The Colombian government and the Revolutionary Armed Forces of Colombia, better known as FARC, reached an agreement on land reform in Havana on Sunday. The issue of land reform was widely seen as one of the most controversial items on the agenda for peace talks currently taking place in the Cuban capital. FARC leaders and government representatives shook hands in Havana to mark the agreement.

FARC and the Colombian government have been engaged in combat since 1964.

The agreement between the two sides means that those who lost their land or were displaced during the conflict will be compensated. An estimated 2.4 to 4 million people have been displaced by the fighting, the largest ongoing conflict in South America.

Present at the talks were FARC leader Luciano Marin Arango, also known as "Ivan Marquez," and the head of the Colombian government delegation, former Colombian Vice President Humberto de la Calle. Both men spoke at a press conference after the talks, which have been taking place in Havana since November 2012 after moving from Oslo, Norway.

"This closing event of a thematic cycle is also the opening of a transcendental debate around Colombian democracy," said Marquez. "Imperative structural changes are knocking on the state's door asking for citizen's participation in decision-making and in adopting policies, both of which can jeopardise the future dignity of citizens."

Added de la Calle: "The keystone of this agreement is the reassertion of the peasant's dignity. A historical change, a rebirth of the Colombian land that can be done in the end stage of the armed conflict."
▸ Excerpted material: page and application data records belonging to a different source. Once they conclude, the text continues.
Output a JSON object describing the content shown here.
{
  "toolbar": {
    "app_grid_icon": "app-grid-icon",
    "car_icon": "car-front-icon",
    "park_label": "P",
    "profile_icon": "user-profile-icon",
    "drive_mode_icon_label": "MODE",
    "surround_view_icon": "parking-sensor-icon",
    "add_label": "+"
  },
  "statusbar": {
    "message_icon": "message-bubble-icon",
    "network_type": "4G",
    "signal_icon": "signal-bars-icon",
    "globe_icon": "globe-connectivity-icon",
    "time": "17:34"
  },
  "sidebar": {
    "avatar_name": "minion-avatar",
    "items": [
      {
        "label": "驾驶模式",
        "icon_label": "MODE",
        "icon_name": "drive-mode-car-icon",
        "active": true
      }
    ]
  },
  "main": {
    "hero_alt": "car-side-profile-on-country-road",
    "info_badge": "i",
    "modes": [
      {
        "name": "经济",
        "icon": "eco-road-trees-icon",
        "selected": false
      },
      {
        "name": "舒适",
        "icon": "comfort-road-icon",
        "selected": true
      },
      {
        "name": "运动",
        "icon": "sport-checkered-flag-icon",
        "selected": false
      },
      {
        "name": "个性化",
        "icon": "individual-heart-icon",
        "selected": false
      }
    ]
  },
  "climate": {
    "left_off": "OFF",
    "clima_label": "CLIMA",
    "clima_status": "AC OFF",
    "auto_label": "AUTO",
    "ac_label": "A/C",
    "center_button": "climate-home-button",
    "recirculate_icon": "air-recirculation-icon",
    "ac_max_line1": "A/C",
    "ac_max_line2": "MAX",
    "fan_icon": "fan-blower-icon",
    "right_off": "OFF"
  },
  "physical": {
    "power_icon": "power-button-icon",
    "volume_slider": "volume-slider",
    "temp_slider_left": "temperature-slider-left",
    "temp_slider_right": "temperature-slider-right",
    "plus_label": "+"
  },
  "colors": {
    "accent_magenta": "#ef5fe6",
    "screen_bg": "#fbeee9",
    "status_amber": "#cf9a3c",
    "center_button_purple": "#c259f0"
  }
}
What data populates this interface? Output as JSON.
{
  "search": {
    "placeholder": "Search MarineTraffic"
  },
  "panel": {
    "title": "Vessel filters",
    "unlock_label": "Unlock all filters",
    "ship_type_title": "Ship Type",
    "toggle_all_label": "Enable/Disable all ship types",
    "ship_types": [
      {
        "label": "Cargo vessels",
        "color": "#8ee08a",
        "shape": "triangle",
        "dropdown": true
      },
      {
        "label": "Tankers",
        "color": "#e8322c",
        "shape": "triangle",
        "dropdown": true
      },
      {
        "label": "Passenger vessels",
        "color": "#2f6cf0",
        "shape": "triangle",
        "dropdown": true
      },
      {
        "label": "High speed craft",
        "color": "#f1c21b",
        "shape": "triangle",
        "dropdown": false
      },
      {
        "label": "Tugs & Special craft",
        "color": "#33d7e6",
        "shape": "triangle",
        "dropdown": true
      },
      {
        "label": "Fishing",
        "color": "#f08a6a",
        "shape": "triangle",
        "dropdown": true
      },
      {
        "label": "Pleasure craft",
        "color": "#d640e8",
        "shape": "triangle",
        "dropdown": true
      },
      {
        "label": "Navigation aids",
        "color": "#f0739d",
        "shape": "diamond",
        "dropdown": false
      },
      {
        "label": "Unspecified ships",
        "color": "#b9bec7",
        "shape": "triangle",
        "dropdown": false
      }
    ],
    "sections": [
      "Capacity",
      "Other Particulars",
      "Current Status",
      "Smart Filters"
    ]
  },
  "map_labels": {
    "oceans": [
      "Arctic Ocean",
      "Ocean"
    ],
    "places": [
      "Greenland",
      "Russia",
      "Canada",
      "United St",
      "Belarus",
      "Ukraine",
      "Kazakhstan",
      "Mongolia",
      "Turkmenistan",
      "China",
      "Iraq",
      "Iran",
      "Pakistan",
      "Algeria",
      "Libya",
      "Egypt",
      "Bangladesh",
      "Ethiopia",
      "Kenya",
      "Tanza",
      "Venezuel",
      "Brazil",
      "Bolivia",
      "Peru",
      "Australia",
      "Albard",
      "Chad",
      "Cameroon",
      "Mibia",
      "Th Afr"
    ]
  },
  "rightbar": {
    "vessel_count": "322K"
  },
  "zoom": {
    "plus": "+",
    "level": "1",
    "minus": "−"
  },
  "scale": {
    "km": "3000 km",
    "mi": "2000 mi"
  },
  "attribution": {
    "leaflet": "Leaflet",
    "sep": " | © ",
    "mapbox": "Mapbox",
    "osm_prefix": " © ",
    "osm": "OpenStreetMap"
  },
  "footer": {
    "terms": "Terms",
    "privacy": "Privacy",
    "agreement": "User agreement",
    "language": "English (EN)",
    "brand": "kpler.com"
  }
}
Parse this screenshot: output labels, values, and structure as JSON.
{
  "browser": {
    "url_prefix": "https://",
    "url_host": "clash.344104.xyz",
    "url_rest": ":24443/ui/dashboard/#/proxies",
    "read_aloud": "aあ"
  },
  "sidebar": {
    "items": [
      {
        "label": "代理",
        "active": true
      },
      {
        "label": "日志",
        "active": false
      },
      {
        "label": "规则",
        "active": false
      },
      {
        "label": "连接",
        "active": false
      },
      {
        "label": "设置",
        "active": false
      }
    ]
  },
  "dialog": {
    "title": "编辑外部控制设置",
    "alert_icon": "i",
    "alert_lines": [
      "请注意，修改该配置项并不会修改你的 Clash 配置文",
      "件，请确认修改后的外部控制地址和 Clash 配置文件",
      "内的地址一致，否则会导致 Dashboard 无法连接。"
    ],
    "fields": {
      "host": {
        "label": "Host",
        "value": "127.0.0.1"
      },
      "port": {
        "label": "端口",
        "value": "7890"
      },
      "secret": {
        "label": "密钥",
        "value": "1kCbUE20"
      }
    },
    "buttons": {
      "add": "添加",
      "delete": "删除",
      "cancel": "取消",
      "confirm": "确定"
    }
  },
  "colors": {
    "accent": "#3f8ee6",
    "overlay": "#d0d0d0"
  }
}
The agreement between FARC and the Colombian government also opens the way for discussions on other key issues, such as drug trafficking, victims' compensation, and the integration of FARC members into Colombian society. The conflict has claimed over 100,000 lives. The Colombian government has received significant support in the conflict from the United States, and during the 1990s Colombia was the largest recipient of US aid after only Egypt and Israel.